*WHAT THE TASK REQUIRES*
Search the material below for the word "JSON". Copy every line where it is found.

*SUPPLIED INFORMATION*
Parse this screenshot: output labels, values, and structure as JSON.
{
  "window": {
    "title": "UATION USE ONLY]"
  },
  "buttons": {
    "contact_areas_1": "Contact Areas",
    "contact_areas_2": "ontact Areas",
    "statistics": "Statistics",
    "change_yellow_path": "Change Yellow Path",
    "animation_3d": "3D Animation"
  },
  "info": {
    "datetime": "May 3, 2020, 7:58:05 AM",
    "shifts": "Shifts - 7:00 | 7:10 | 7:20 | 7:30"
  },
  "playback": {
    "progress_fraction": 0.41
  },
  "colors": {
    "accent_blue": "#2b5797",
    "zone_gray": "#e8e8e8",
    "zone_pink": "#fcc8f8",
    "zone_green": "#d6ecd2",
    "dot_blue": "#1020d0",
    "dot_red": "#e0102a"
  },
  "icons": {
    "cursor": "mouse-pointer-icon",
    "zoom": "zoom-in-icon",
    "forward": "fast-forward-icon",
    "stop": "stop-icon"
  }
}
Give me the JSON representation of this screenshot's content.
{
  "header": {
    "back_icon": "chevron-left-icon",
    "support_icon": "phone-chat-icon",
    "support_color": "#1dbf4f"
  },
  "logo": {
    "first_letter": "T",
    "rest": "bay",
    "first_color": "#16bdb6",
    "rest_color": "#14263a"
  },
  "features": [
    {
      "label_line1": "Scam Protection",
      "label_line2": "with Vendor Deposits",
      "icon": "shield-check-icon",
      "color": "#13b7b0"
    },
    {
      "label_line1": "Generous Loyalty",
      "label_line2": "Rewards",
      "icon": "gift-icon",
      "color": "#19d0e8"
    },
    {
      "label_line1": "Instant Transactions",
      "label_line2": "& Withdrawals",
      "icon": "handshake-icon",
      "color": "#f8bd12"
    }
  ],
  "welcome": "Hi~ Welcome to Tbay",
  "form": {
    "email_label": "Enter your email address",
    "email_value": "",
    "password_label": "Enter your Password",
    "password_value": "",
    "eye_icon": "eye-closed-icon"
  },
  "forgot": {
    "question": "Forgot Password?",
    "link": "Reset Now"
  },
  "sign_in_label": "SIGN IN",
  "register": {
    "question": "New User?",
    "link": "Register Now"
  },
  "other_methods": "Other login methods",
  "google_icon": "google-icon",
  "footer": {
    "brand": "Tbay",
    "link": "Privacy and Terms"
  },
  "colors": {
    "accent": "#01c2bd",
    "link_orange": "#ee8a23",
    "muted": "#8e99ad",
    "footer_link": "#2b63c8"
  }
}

*REPLY*
Parse this screenshot: output labels, values, and structure as JSON.
Give me the JSON representation of this screenshot's content.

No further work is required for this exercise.